Give the count of lines in the data that include the string "Password", with no added remarks.

[PROVIDED RECORDS Boundary: Start]

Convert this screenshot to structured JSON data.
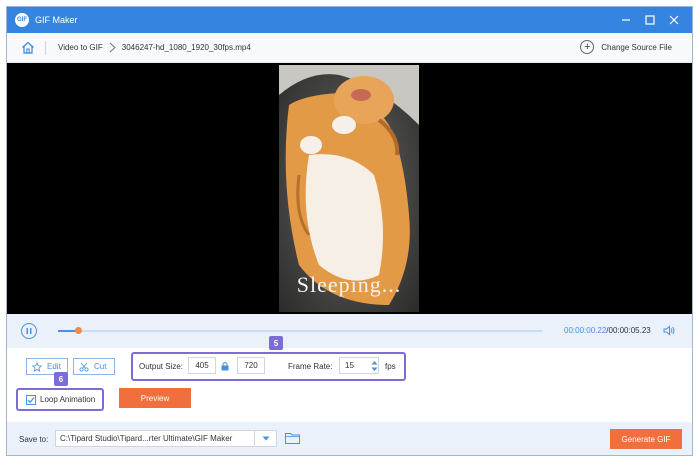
{
  "app": {
    "title": "GIF Maker",
    "logo_text": "GIF"
  },
  "breadcrumb": {
    "section": "Video to GIF",
    "file": "3046247-hd_1080_1920_30fps.mp4"
  },
  "header": {
    "change_source_label": "Change Source File"
  },
  "video": {
    "caption": "Sleeping..."
  },
  "playback": {
    "current_time": "00:00:00.22",
    "total_time": "/00:00:05.23",
    "progress": 0.042
  },
  "tools": {
    "edit_label": "Edit",
    "cut_label": "Cut"
  },
  "output": {
    "size_label": "Output Size:",
    "width": "405",
    "height": "720",
    "frame_rate_label": "Frame Rate:",
    "frame_rate": "15",
    "fps_label": "fps"
  },
  "loop": {
    "label": "Loop Animation",
    "checked": true
  },
  "preview_label": "Preview",
  "annotations": {
    "badge_output": "5",
    "badge_loop": "6"
  },
  "footer": {
    "save_to_label": "Save to:",
    "path": "C:\\Tipard Studio\\Tipard...rter Ultimate\\GIF Maker",
    "generate_label": "Generate GIF"
  },
  "colors": {
    "accent": "#3585e0",
    "orange": "#f06f3c",
    "highlight": "#7b6cd9"
  }
}
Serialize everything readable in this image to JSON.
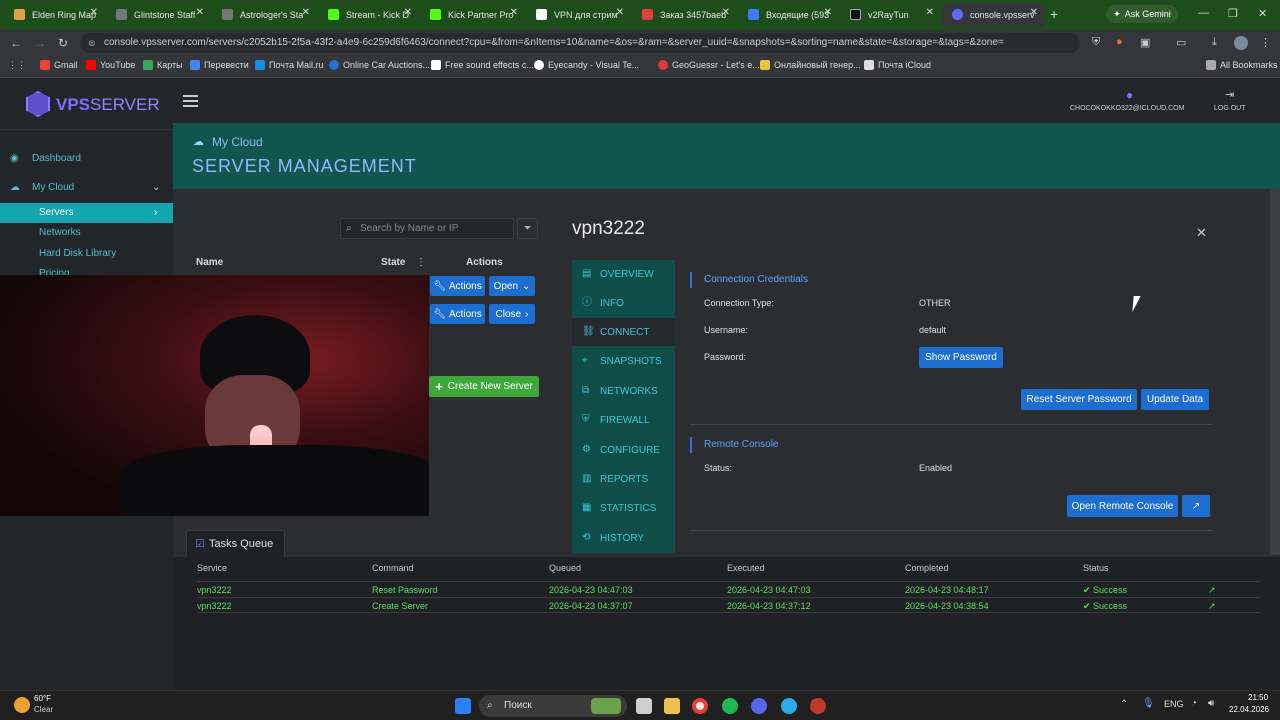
{
  "browser": {
    "tabs": [
      {
        "title": "Elden Ring Map",
        "color": "#e0a04a",
        "active": false
      },
      {
        "title": "Glintstone Staff",
        "color": "#888",
        "active": false
      },
      {
        "title": "Astrologer's Sta",
        "color": "#888",
        "active": false
      },
      {
        "title": "Stream - Kick D",
        "color": "#53fc18",
        "active": false
      },
      {
        "title": "Kick Partner Pro",
        "color": "#53fc18",
        "active": false
      },
      {
        "title": "VPN для стрим",
        "color": "#ffffff",
        "active": false
      },
      {
        "title": "Заказ 3457baeb",
        "color": "#e04040",
        "active": false
      },
      {
        "title": "Входящие (593",
        "color": "#3b7df0",
        "active": false
      },
      {
        "title": "v2RayTun",
        "color": "#222",
        "active": false
      },
      {
        "title": "console.vpsserv",
        "color": "#5b6cff",
        "active": true
      }
    ],
    "new_tab": "+",
    "ask_gemini": "Ask Gemini",
    "url": "console.vpsserver.com/servers/c2052b15-2f5a-43f2-a4e9-6c259d6f6463/connect?cpu=&from=&nItems=10&name=&os=&ram=&server_uuid=&snapshots=&sorting=name&state=&storage=&tags=&zone=",
    "bookmarks": [
      "Gmail",
      "YouTube",
      "Карты",
      "Перевести",
      "Почта Mail.ru",
      "Online Car Auctions...",
      "Free sound effects c...",
      "Eyecandy - Visual Te...",
      "GeoGuessr - Let's e...",
      "Онлайновый генер...",
      "Почта iCloud"
    ],
    "all_bookmarks": "All Bookmarks"
  },
  "app": {
    "logo_vps": "VPS",
    "logo_server": "SERVER",
    "user_email": "CHOCOKOKKO322@ICLOUD.COM",
    "logout": "LOG OUT",
    "breadcrumb": "My Cloud",
    "page_title": "SERVER MANAGEMENT",
    "sidebar": {
      "dashboard": "Dashboard",
      "my_cloud": "My Cloud",
      "servers": "Servers",
      "networks": "Networks",
      "hard_disk_library": "Hard Disk Library",
      "pricing": "Pricing"
    },
    "search_placeholder": "Search by Name or IP",
    "table_headers": {
      "name": "Name",
      "state": "State",
      "actions": "Actions"
    },
    "row_buttons": [
      {
        "actions": "Actions",
        "toggle": "Open"
      },
      {
        "actions": "Actions",
        "toggle": "Close"
      }
    ],
    "create_server": "Create New Server",
    "server_name": "vpn3222",
    "menu": [
      "OVERVIEW",
      "INFO",
      "CONNECT",
      "SNAPSHOTS",
      "NETWORKS",
      "FIREWALL",
      "CONFIGURE",
      "REPORTS",
      "STATISTICS",
      "HISTORY"
    ],
    "credentials": {
      "title": "Connection Credentials",
      "type_label": "Connection Type:",
      "type_value": "OTHER",
      "user_label": "Username:",
      "user_value": "default",
      "pass_label": "Password:",
      "show_password": "Show Password",
      "reset_password": "Reset Server Password",
      "update_data": "Update Data"
    },
    "remote_console": {
      "title": "Remote Console",
      "status_label": "Status:",
      "status_value": "Enabled",
      "open_button": "Open Remote Console"
    },
    "tasks": {
      "tab": "Tasks Queue",
      "headers": [
        "Service",
        "Command",
        "Queued",
        "Executed",
        "Completed",
        "Status"
      ],
      "rows": [
        {
          "service": "vpn3222",
          "command": "Reset Password",
          "queued": "2026-04-23 04:47:03",
          "executed": "2026-04-23 04:47:03",
          "completed": "2026-04-23 04:48:17",
          "status": "Success"
        },
        {
          "service": "vpn3222",
          "command": "Create Server",
          "queued": "2026-04-23 04:37:07",
          "executed": "2026-04-23 04:37:12",
          "completed": "2026-04-23 04:38:54",
          "status": "Success"
        }
      ]
    }
  },
  "taskbar": {
    "weather_temp": "60°F",
    "weather_desc": "Clear",
    "search": "Поиск",
    "lang": "ENG",
    "time": "21:50",
    "date": "22.04.2026"
  }
}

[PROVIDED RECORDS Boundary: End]

**EXPECTED ANSWER**
4